Sung for the first time, by The Paris Choral Society, in the Sainte-Chapelle on April 27, 2022
Crédit photographie Centre des monuments nationaux
is a work commissioned by the Tallis Scholars to commemorate their 40th anniversary. The work, inspired by the Sainte-Chapelle in Paris, was presented for the first time in Saint Paul's Cathedral in London on March 7, 2013, under the direction of Peter Phillips.
Is an American composer of orchestral music and choral singing, he has also conducted several ensembles on the European, Asian American and Australian continents.

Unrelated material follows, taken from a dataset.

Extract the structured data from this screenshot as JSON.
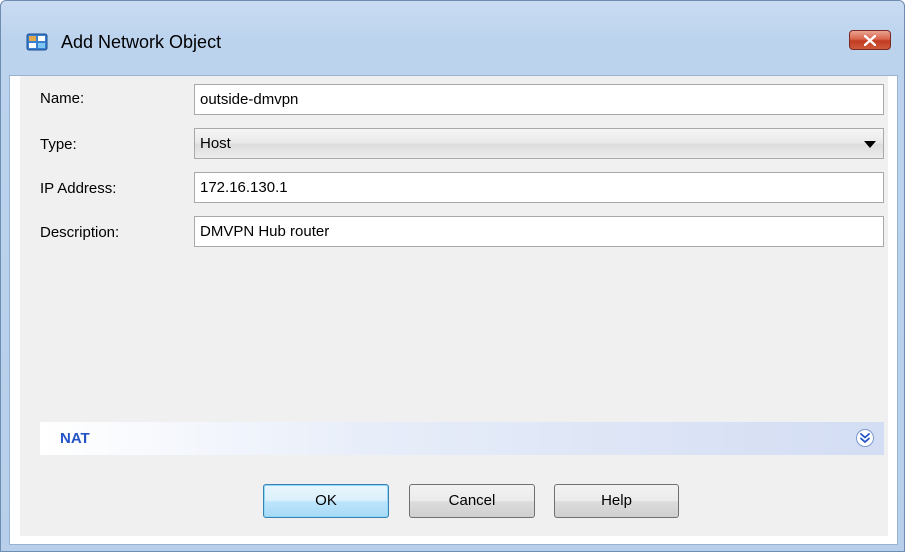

I was thrilled and honoured when Peter Philips approached me with an invitation to write a piece in celebration of 40 years of The Tallis Scholars. At around the time of the invitation I visited Paris and was captivated by its sheer beauty, and particularly Sainte-Chapelle, the 13th-century 'Holy' chapel. Some 6,458 square feet of tall stained glass windows lead relentlessly to an intricate rose window within this mesmerising, Gothic edifice. I turned to my long-time friend, collaborator, poet and historian, Charles Anthony Silvestri to work on the text for the piece, and he crafted the story of an innocent young girl, hearing angels in the stained glass gently singing the 'Sanctus' text.
Eric Whitacre © 2013
For more than a quarter-century, the Paris Choral Society has delighted international audiences with outstanding performances of choral masterworks acclaimed in Paris and beyond.
Lifted by one hundred voices accompanied by professional soloists and orchestras, Paris Choral Society programs draw on celebrated requiems and masses by Mozart, Handel, Beethoven, Verdi, Haydn, Brahms, Bach, Faure and Mendelssohn, to name a few, and the finest in modern choral works by Carl Orff, Leonard Bernstein, Benjamin Britten, Maurice Durufle, with occasional forays into George Gershwin and Irving Berlin, American hymns and spirituals, operatic favourites, and the recent works of women composers.
The chorale is unique in Paris, too, for its membership, which the New York Times once described as “unpaid but professional-level.” Its singers are French- and English-speaking, of all ages and backgrounds, and competition at auditions can be lively. All are committed to a spirit of musical excellence.